'Mad Max: Fury Road' Director George Miller Suing Warner Bros. for $7M Bonus

The dispute will be litigated in Australia after Warner Bros. lost an argument about how it should be arbitrated in California.
Courtesy of Warner Bros.
'Mad Max: Fury Road' (2015)

Warner Bros. finds itself stuck in an Australian court in a lawsuit filed by director George Miller over Mad Max: Fury Road, the celebrated 2015 film that grossed more than $375 million worldwide.

Miller's loan-out company alleges that its deal for the movie provided a $7 million bonus if the final net cost of Mad Max: Fury Road didn't surpass $157 million. Miller is demanding payment, but by Warners' calculation, the film went over budget.

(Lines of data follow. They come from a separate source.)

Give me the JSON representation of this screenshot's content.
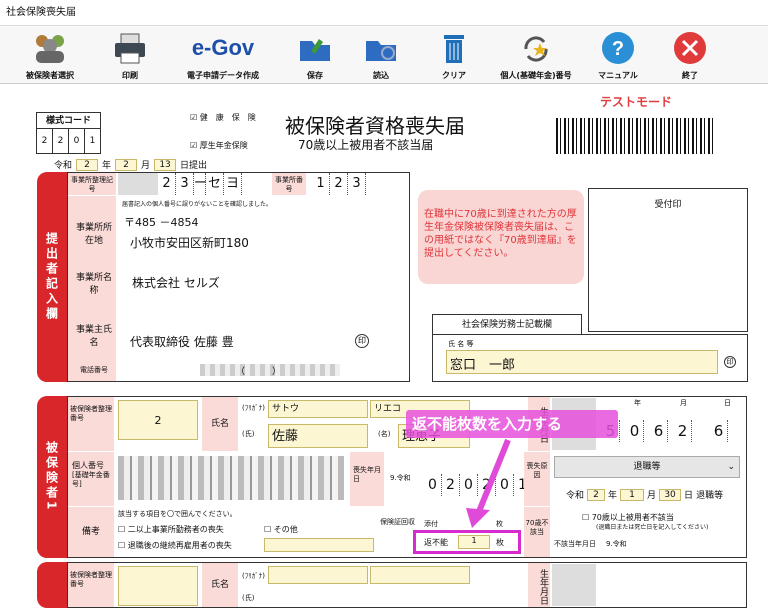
{
  "window": {
    "title": "社会保険喪失届"
  },
  "toolbar": [
    {
      "label": "被保険者選択",
      "icon": "people-icon"
    },
    {
      "label": "印刷",
      "icon": "printer-icon"
    },
    {
      "label": "電子申請データ作成",
      "icon": "egov-logo",
      "logo": "e-Gov"
    },
    {
      "label": "保存",
      "icon": "folder-save-icon"
    },
    {
      "label": "読込",
      "icon": "folder-load-icon"
    },
    {
      "label": "クリア",
      "icon": "trash-icon"
    },
    {
      "label": "個人(基礎年金)番号",
      "icon": "refresh-star-icon"
    },
    {
      "label": "マニュアル",
      "icon": "help-icon"
    },
    {
      "label": "終了",
      "icon": "close-icon"
    }
  ],
  "form": {
    "code_title": "様式コード",
    "code_digits": [
      "2",
      "2",
      "0",
      "1"
    ],
    "chk1": "健　康　保　険",
    "chk2": "厚生年金保険",
    "title": "被保険者資格喪失届",
    "subtitle": "70歳以上被用者不該当届",
    "mode": "テストモード",
    "date": {
      "era": "令和",
      "year": "2",
      "y": "年",
      "month": "2",
      "m": "月",
      "day": "13",
      "d": "日提出"
    },
    "office_code_label": "事業所整理記号",
    "office_code": [
      "2",
      "3",
      "ー",
      "セ",
      "ヨ"
    ],
    "office_no_label": "事業所番号",
    "office_no": [
      "1",
      "2",
      "3"
    ],
    "confirm_note": "届書記入の個人番号に誤りがないことを確認しました。",
    "addr_label": "事業所所在地",
    "postal": "〒485 －4854",
    "address": "小牧市安田区新町180",
    "name_label": "事業所名称",
    "office_name": "株式会社 セルズ",
    "owner_label": "事業主氏名",
    "owner": "代表取締役 佐藤 豊",
    "seal": "印",
    "phone_label": "電話番号",
    "phone_paren": "（　　　）",
    "side_label": "提出者記入欄",
    "notice": "在職中に70歳に到達された方の厚生年金保険被保険者喪失届は、この用紙ではなく『70歳到達届』を提出してください。",
    "receipt": "受付印",
    "sharoushi": "社会保険労務士記載欄",
    "shimei": "氏 名 等",
    "sharoushi_name": "窓口　一郎",
    "ins_side": "被保険者1",
    "ins_no_label": "被保険者整理番号",
    "ins_no": "2",
    "kana_label": "(ﾌﾘｶﾞﾅ)",
    "name_col": "氏名",
    "kana_sei": "サトウ",
    "kana_mei": "リエコ",
    "sei_label": "(氏)",
    "mei_label": "(名)",
    "sei": "佐藤",
    "mei": "理恵子",
    "birth_label": "生年月日",
    "birth": [
      "5",
      "0",
      "6",
      "2",
      "6"
    ],
    "birth_units": [
      "年",
      "月",
      "日"
    ],
    "annot": "返不能枚数を入力する",
    "mynum_label": "個人番号",
    "basic_label": "[基礎年金番号]",
    "loss_label": "喪失年月日",
    "loss_era": "9.令和",
    "loss_digits": [
      "0",
      "2",
      "0",
      "2",
      "0",
      "1"
    ],
    "reason_label": "喪失原因",
    "reason": "退職等",
    "reason_date": {
      "era": "令和",
      "y": "2",
      "m": "1",
      "d": "30",
      "after": "退職等"
    },
    "memo_label": "備考",
    "memo_note": "該当する項目を〇で囲んでください。",
    "memo1": "二以上事業所勤務者の喪失",
    "memo2": "退職後の継続再雇用者の喪失",
    "memo3": "その他",
    "cert_label": "保険証回収",
    "attach": "添付",
    "count": "枚",
    "unreturn": "返不能",
    "unreturn_count": "1",
    "over70": "70歳不該当",
    "over70_chk": "70歳以上被用者不該当",
    "over70_note": "(退職日または死亡日を記入してください)",
    "not_date": "不該当年月日",
    "not_era": "9.令和",
    "ins2_no_label": "被保険者整理番号",
    "birth2_label": "生年月日"
  }
}
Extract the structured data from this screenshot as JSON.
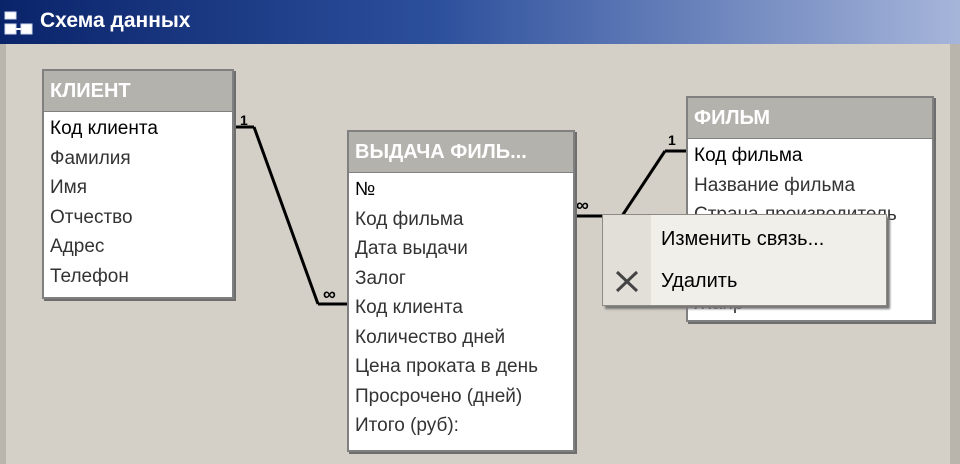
{
  "window": {
    "title": "Схема данных"
  },
  "tables": {
    "klient": {
      "title": "КЛИЕНТ",
      "fields": [
        "Код клиента",
        "Фамилия",
        "Имя",
        "Отчество",
        "Адрес",
        "Телефон"
      ]
    },
    "vydacha": {
      "title": "ВЫДАЧА ФИЛЬ...",
      "fields": [
        "№",
        "Код фильма",
        "Дата выдачи",
        "Залог",
        "Код клиента",
        "Количество дней",
        "Цена проката в день",
        "Просрочено (дней)",
        "Итого (руб):"
      ]
    },
    "film": {
      "title": "ФИЛЬМ",
      "fields": [
        "Код фильма",
        "Название фильма",
        "Страна-производитель",
        "",
        "",
        "Жанр"
      ]
    }
  },
  "relations": {
    "klient_vydacha": {
      "one": "1",
      "many": "∞"
    },
    "film_vydacha": {
      "one": "1",
      "many": "∞"
    }
  },
  "context_menu": {
    "edit_label": "Изменить связь...",
    "delete_label": "Удалить"
  }
}
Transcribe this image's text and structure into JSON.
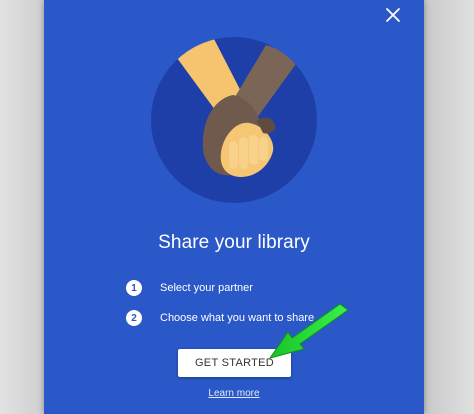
{
  "dialog": {
    "close_icon": "close-icon",
    "illustration_icon": "holding-hands-icon",
    "title": "Share your library",
    "steps": [
      {
        "number": "1",
        "label": "Select your partner"
      },
      {
        "number": "2",
        "label": "Choose what you want to share"
      }
    ],
    "cta_label": "GET STARTED",
    "learn_more_label": "Learn more"
  },
  "colors": {
    "dialog_bg": "#2b58c8",
    "illustration_circle": "#1f3fa8",
    "arrow": "#22dd33"
  }
}
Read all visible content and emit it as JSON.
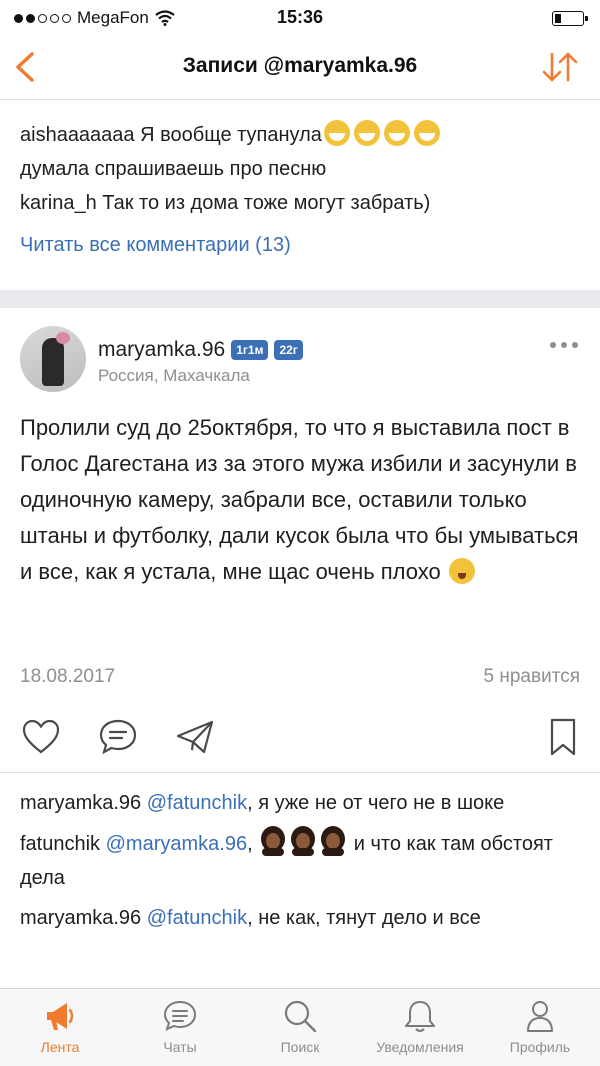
{
  "status_bar": {
    "carrier": "MegaFon",
    "time": "15:36"
  },
  "nav": {
    "title": "Записи @maryamka.96"
  },
  "top_comments": [
    {
      "user": "aishaaaaaaa",
      "text_lines": [
        "Я вообще тупанула",
        "думала спрашиваешь про песню"
      ]
    },
    {
      "user": "karina_h",
      "text": "Так то из дома тоже могут забрать)"
    }
  ],
  "read_all": "Читать все комментарии (13)",
  "post": {
    "username": "maryamka.96",
    "badges": [
      "1г1м",
      "22г"
    ],
    "location": "Россия, Махачкала",
    "text": "Пролили суд до 25октября, то что я выставила пост в Голос Дагестана из за этого мужа избили и засунули в одиночную камеру, забрали все, оставили только штаны и футболку, дали кусок была что бы умываться и все, как я устала, мне щас очень плохо",
    "date": "18.08.2017",
    "likes": "5 нравится"
  },
  "bottom_comments": [
    {
      "user": "maryamka.96",
      "mention": "@fatunchik",
      "text": ", я уже не от чего не в шоке"
    },
    {
      "user": "fatunchik",
      "mention": "@maryamka.96",
      "text_before": ",",
      "text": "и что как там обстоят дела"
    },
    {
      "user": "maryamka.96",
      "mention": "@fatunchik",
      "text": ", не как, тянут дело и все"
    }
  ],
  "tabs": [
    {
      "label": "Лента",
      "icon": "megaphone-icon",
      "active": true
    },
    {
      "label": "Чаты",
      "icon": "chat-bubble-icon",
      "active": false
    },
    {
      "label": "Поиск",
      "icon": "search-icon",
      "active": false
    },
    {
      "label": "Уведомления",
      "icon": "bell-icon",
      "active": false
    },
    {
      "label": "Профиль",
      "icon": "user-icon",
      "active": false
    }
  ],
  "colors": {
    "accent": "#f07b30",
    "link": "#3b6fb6",
    "muted": "#8e8e93"
  }
}
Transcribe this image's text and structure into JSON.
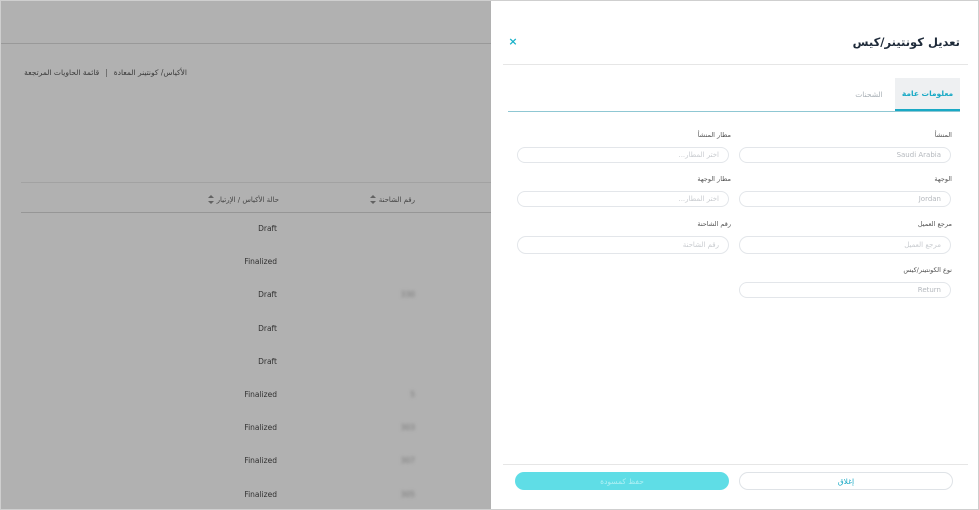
{
  "background": {
    "breadcrumb": {
      "current": "الأكياس/ كونتينر المعادة",
      "separator": "|",
      "list": "قائمة الحاويات المرتجعة"
    },
    "table": {
      "headers": {
        "status": "حالة الأكياس / الإرتيار",
        "truck_number": "رقم الشاحنة"
      },
      "rows": [
        {
          "status": "Draft",
          "truck": ""
        },
        {
          "status": "Finalized",
          "truck": ""
        },
        {
          "status": "Draft",
          "truck": "330"
        },
        {
          "status": "Draft",
          "truck": ""
        },
        {
          "status": "Draft",
          "truck": ""
        },
        {
          "status": "Finalized",
          "truck": "5"
        },
        {
          "status": "Finalized",
          "truck": "303"
        },
        {
          "status": "Finalized",
          "truck": "307"
        },
        {
          "status": "Finalized",
          "truck": "305"
        }
      ]
    }
  },
  "drawer": {
    "title": "تعديل كونتينر/كيس",
    "close_icon": "×",
    "tabs": {
      "general": "معلومات عامة",
      "shipments": "الشحنات"
    },
    "fields": {
      "origin": {
        "label": "المنشأ",
        "value": "Saudi Arabia"
      },
      "origin_airport": {
        "label": "مطار المنشأ",
        "placeholder": "اختر المطار..."
      },
      "destination": {
        "label": "الوجهة",
        "value": "Jordan"
      },
      "destination_airport": {
        "label": "مطار الوجهة",
        "placeholder": "اختر المطار..."
      },
      "customer_reference": {
        "label": "مرجع العميل",
        "placeholder": "مرجع العميل"
      },
      "truck_number": {
        "label": "رقم الشاحنة",
        "placeholder": "رقم الشاحنة"
      },
      "container_type": {
        "label": "نوع الكونتينر/كيس",
        "value": "Return"
      }
    },
    "buttons": {
      "close": "إغلاق",
      "save_draft": "حفظ كمسودة"
    }
  },
  "colors": {
    "accent": "#19a9c5",
    "save_button": "#5fdde6",
    "overlay": "rgba(70,70,70,0.42)"
  }
}
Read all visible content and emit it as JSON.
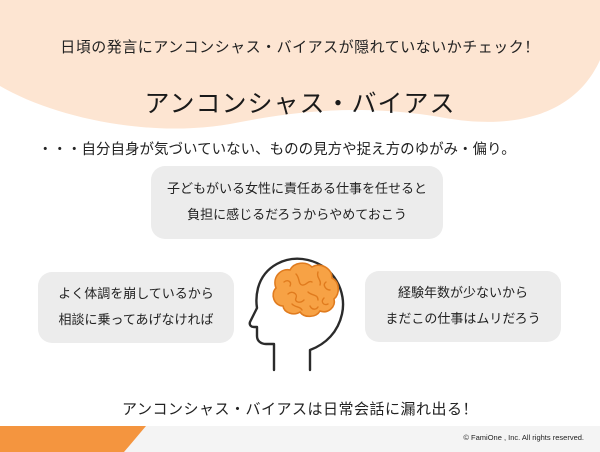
{
  "header": {
    "text": "日頃の発言にアンコンシャス・バイアスが隠れていないかチェック！"
  },
  "title": "アンコンシャス・バイアス",
  "definition": "・・・自分自身が気づいていない、ものの見方や捉え方のゆがみ・偏り。",
  "examples": {
    "top": {
      "line1": "子どもがいる女性に責任ある仕事を任せると",
      "line2": "負担に感じるだろうからやめておこう"
    },
    "left": {
      "line1": "よく体調を崩しているから",
      "line2": "相談に乗ってあげなければ"
    },
    "right": {
      "line1": "経験年数が少ないから",
      "line2": "まだこの仕事はムリだろう"
    }
  },
  "illustration": {
    "icon": "head-with-brain-icon"
  },
  "conclusion": "アンコンシャス・バイアスは日常会話に漏れ出る！",
  "footer": {
    "copyright": "© FamiOne , Inc. All rights reserved."
  },
  "colors": {
    "accent_peach": "#fde5d2",
    "accent_orange": "#f4953f",
    "bubble_gray": "#ececec"
  }
}
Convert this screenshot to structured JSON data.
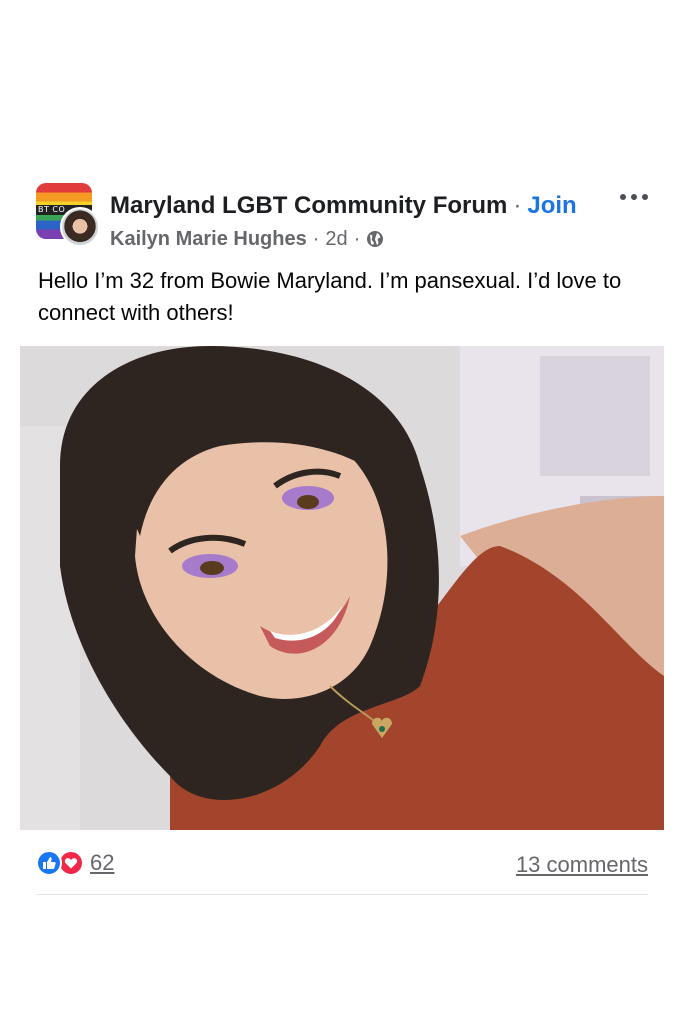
{
  "group": {
    "name": "Maryland LGBT Community Forum",
    "join_label": "Join",
    "avatar_band_text": "BT CO"
  },
  "post": {
    "author": "Kailyn Marie Hughes",
    "time": "2d",
    "separator": "·",
    "audience_icon": "globe-icon",
    "text": "Hello I’m 32 from Bowie Maryland. I’m pansexual. I’d love to connect with others!",
    "photo_icon": "selfie-photo"
  },
  "footer": {
    "reactions": [
      "like-icon",
      "love-icon"
    ],
    "reaction_count": "62",
    "comments_label": "13 comments"
  },
  "colors": {
    "join": "#1b74e4",
    "like": "#1877f2",
    "love": "#f02849",
    "secondary_text": "#65676b"
  }
}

Miller rejects this proposition, blaming a series of decisions which he alleges caused substantial changes and delays to the film. He asserts that Warner Bros. shouldn't take those costs into account. Plus, he is testing a provision under Australian consumer law for Warners' alleged misleading and deceptive conduct in making a deal without informing Miller how added costs would factor into budget calculations.

Additionally, Miller is also claiming that Warner Bros. breached a provision of the contract that provided that if a co-financier was sought, Miller's company would have first opportunity to provide financing on terms comparable to similar financing deals. Warners made a deal with Ratpac Entertainment — a company co-owned by Brett Ratner and, at the time, future Treasury Secretary Steve Mnuchin — allegedly without extending an offer to Miller's company.

In response to the lawsuit, which was quietly filed in September, Warner Bros. stepped on the gas and attempted to drive the dispute out of Australia. On Thursday, the Supreme Court of New South Wales rejected Warner Bros.' application to refer the matter to arbitration in California.

Warners took the position that an arbitration clause incorporated into the letter agreement plus its standard terms for A-list directors and producers meant the parties were bound to arbitrate.

Miller argued his contract was with the Australian corporation, Warner Bros. Feature Productions Pty Ltd, not Warner Bros. Pictures. Further, he put forward that the contract was to be performed substantially in Australia, that one of his claims fell under a Commonwealth statute and the damage he suffered was in Australian jurisdiction.

The Supreme Court of New South Wales favors Miller's side. Here's the decision.

A Warners spokesperson responds, "We disagree and will vigorously defend against these claims."